Paul and Jacqui grow about seven acres of vines. They grow Sauvignon and Pinot grapes and are Bio-Gro Organic certified. Vineyards are planted in long rows that run north to south. Round about this time of year, it is time to leaf-pluck around the east-facing bunches. And so we spent some time walking down the rows, thinning select leaves to let the sun shine on the small, bright green Sauvignon bunches. You don’t thin on the west side because the sun gets too intense and the little guys can actually get sunburned, eventually cooking on the vine.
I can relate. My skin is forever greasy with thick layers of 85 proof sunscreen. The sun is more intense here. You can really feel it’s power. Sometimes I think it is trying to kill me. I could probably get sunburned my moonlight if I tried. It is a problem. But. I digress.
So you walk down the line, plucking a leaf here and there, enjoying the rhythm of the rustle and snap, letting the grapes get some, but not too much sun. Apparently these shaded grapes produce a taste rich in gooseberry flavors, while more tanned grapes give a sweeter, more tropical, passionfruitish flavor that is so desirable in Sauvignon Blancs.
Because they are organic, their vines are a bit wild. Some plants thrive in great leafy towers, tossing new vines out and up like shaggy arms raised to the sun. Some plants limp along, humble and yellowing, but still bearing fruit. Those vines get a little extra compost love. There is something friendly about the rows, something inviting. I found a birds nest in one. Perfect cup with five bright blue, speckled eggs inside.
This happy scene provides a stark contrast to the vines next door, over the fence, and all over the region. Sprayed with chemicals, beefed up then trimmed back, conventional vines seriously look like a crewcut green army, bulging with ‘roided out super vines. They look like they are marching, like they are coming to get you. Conventional Grapes hold on to more pesticides than other fruits and vegetables. They can be especially dirty with toxins. Big growers sometimes harvest their fruit too early, then spray it with sugar water to achieve maximum sweetness. And that’s just naaasty.
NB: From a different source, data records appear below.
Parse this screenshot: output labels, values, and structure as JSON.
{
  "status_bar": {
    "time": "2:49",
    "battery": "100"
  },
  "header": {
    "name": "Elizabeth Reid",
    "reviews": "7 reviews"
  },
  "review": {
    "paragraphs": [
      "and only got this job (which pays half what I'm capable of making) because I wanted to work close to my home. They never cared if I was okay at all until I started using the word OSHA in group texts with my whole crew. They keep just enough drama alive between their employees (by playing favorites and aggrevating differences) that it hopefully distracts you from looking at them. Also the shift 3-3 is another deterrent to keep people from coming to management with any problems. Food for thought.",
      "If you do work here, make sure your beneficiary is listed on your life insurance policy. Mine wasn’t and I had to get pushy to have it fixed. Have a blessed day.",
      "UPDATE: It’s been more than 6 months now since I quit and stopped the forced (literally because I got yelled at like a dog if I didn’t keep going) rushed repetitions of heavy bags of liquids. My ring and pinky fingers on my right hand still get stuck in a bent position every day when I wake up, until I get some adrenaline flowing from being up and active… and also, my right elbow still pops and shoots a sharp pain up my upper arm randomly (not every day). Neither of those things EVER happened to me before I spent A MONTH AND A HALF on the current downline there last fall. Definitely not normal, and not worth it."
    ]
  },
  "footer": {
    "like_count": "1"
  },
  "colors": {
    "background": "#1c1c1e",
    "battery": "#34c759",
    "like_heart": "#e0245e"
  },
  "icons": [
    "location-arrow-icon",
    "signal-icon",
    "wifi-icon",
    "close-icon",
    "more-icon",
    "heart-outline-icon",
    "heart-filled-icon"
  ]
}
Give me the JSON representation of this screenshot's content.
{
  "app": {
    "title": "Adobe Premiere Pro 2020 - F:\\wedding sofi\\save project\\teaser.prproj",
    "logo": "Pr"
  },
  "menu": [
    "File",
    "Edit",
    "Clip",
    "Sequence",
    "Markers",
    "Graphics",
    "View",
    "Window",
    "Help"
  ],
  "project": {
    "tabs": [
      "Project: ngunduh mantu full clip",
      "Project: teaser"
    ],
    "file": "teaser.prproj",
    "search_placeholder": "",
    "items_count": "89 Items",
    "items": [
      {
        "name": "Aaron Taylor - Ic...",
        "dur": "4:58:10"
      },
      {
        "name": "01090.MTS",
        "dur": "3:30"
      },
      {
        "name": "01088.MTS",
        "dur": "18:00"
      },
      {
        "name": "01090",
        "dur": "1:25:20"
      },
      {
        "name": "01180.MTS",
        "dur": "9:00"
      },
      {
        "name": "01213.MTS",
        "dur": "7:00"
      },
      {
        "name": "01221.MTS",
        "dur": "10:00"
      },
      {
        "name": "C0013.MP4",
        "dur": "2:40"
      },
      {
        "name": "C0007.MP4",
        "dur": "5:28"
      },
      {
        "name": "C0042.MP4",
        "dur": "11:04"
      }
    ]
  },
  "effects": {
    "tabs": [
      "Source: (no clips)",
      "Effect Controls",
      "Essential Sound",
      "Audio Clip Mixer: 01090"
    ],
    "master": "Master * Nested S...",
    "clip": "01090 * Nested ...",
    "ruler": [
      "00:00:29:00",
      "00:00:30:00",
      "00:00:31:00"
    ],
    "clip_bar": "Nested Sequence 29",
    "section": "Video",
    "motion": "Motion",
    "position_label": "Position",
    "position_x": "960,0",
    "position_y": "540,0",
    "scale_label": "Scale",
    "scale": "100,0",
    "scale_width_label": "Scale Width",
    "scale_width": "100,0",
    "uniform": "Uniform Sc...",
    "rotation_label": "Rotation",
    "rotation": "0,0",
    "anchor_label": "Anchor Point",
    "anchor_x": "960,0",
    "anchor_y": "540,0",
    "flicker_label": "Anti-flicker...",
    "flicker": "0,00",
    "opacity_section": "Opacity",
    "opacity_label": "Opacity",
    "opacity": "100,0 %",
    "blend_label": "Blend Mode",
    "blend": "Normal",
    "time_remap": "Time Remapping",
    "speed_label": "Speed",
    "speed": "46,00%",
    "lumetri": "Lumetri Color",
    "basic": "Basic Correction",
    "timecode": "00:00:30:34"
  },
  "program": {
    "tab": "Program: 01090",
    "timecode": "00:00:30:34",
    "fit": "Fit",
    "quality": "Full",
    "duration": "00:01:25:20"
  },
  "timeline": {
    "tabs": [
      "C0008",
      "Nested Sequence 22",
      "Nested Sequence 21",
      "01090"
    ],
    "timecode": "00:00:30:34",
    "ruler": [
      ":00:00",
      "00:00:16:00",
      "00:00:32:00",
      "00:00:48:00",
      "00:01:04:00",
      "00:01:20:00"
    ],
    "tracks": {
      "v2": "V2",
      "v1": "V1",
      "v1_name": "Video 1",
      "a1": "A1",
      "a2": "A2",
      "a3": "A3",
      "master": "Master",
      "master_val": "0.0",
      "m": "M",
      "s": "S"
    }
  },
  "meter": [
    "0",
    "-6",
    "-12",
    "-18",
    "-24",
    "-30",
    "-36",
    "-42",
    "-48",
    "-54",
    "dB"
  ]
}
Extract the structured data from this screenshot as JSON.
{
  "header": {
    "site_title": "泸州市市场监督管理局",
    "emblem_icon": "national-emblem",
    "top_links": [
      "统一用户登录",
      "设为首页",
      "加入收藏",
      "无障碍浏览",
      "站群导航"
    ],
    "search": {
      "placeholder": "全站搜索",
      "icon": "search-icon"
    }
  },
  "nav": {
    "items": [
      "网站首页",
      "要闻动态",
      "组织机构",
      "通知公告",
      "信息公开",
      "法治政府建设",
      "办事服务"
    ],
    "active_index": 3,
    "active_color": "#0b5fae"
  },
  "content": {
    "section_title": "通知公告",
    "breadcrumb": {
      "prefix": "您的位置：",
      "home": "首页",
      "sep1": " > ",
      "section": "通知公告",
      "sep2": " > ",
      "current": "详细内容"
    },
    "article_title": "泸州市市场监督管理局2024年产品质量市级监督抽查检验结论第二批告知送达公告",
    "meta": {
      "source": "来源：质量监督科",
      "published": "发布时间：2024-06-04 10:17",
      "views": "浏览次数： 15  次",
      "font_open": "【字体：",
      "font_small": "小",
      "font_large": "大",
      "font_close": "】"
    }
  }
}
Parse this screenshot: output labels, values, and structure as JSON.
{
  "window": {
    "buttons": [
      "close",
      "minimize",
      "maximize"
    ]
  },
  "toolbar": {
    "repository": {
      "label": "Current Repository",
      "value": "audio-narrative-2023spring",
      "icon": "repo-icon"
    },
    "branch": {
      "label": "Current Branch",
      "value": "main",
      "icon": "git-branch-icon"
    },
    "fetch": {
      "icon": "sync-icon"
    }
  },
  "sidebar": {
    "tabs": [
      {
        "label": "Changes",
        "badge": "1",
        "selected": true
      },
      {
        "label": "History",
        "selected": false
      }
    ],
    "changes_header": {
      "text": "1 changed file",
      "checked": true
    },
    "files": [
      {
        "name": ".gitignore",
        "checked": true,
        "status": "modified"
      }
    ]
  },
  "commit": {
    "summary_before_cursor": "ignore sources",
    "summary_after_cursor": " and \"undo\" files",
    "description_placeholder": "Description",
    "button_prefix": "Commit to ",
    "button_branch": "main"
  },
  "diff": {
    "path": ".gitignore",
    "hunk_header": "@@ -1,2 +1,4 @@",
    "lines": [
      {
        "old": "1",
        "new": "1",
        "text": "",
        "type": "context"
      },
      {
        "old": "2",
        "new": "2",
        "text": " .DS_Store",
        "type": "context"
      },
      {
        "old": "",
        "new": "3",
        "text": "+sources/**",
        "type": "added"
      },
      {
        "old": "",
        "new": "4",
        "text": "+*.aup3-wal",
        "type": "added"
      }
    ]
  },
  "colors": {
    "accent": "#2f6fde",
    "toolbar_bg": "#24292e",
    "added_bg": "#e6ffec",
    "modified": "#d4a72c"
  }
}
We all know this… but buy small, when you can. Buy organic.